In the end, I decided to roll out my dough even thinner – to around 2mm – and then managed to cut out the required number of biscuits, which the recipe then told us to place on a lined baking tray and place in the freezer. I don’t know about you, but I cannot fit a large baking sheet in my freezer – and I have a huge American beast, so goodness knows how anyone is supposed to do that?! In the end, I had to take them off of the trays and place the baking paper directly onto the shelf. Hence some of the rather more interesting shapes of my biscuits!

After that, it was time to pop them in the oven for quick 12-minute bake, during which, I really did watch them like a hawk. They looked rather sorry for themselves before they even went into the oven and, afterwards, they weren’t looking much better…

Then it was straight into the fridge for a quick chill before the dreaded assembly. As I’ve already mentioned above, I decided to go fairly rogue with this and it seemed to produce a fairly neat finish – at least until I tried to cover them with chocolate.

I’ll be honest, my freezer was my friend during this challenge, with me throwing my Wagon Wheels in there at every opportunity.
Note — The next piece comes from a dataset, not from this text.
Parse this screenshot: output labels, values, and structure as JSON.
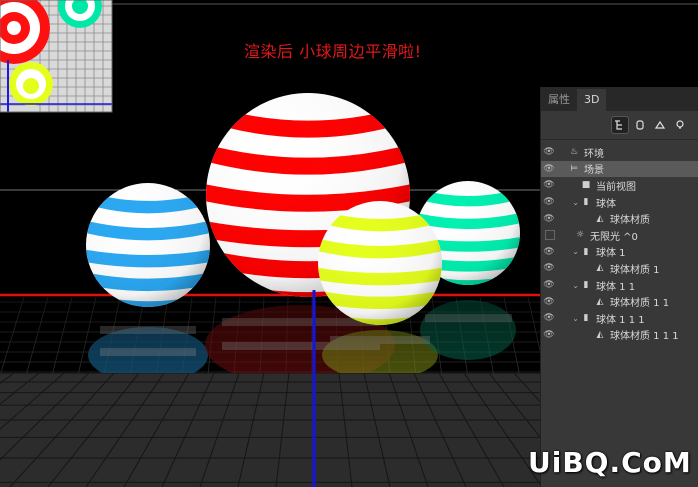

After filling and sandwiching them, and with only 15 minutes to go, I decided to pop them back in the freezer to chill them down, setting the marshmallow as much as I could, before I subjected them to the chocolate.

This seemed to be the point where many of the tent’s bakers struggled and a number of different strategies for covering were explored. Some chose to pour the chocolate over the biscuits, while others opted to spread the chocolate with a palette knife. We even saw Jon trying to rub it on by hand and Luke resorted to a pastry brush to try and fill the tricky gap around the outside.

I started off intending to use the pouring method, but it quickly became clear that there wasn’t really enough chocolate to allow me to do it properly and, like many of the tent bakers, I ended up reaching for the palette knife. However, while scraping the sides, I realised that I hadn’t been as clever as I thought with my rogue filling technique. Well, either that or my marshmallow was slightly too runny. Adding the chocolate seemed to encourage further marshmallow splurging and they really did end up a bit of a mess.

As I’ve told you before: if a bake ends up looking a bit ‘informal’, hide it as much as possible with a good blur and a ton of text! 😉

I have a lot more sympathy for the bakers now I have been through the drama myself, I can tell you!

In fact, I was really surprised by just how tricky I found this bake. Without the heat issues of the tent and having made most of the constituent parts before, I honestly thought it wouldn’t be too bad. It just goes to show that it can often be the deceptively simple bakes that turn out the most difficult.

I have presented my offerings to the official taste tester and his verdict is that they are yummy, but a little rich – he couldn’t manage more than one. Infinitely better for my dark and milk chocolate combo though…

 

As I’ve already mentioned, episode two sees the bakers (and me) face a tricky cake technical challenge with one ingredient in particular that raised eyebrows both in the tent and online. I will be getting straight on with that one tomorrow morning, so be sure to pop back and find out how I got on – or of course, you could subscribe using the box on the right (or at the bottom of the page if on mobile) and I will send you an email when the next instalment of my #bakealongwithGBBO2018 is published.

If you fancy having a go at Paul Hollywood’s take on a traditional Wagon Wheel, head to my recipes tab, where I have added the recipe link. If you do give it a whirl, be sure to let me know by messaging my Facebook page or why not join my dedicated Mr Baker’s Blog from Mr Baker’s Cakes Facebook group?

Happy Baking!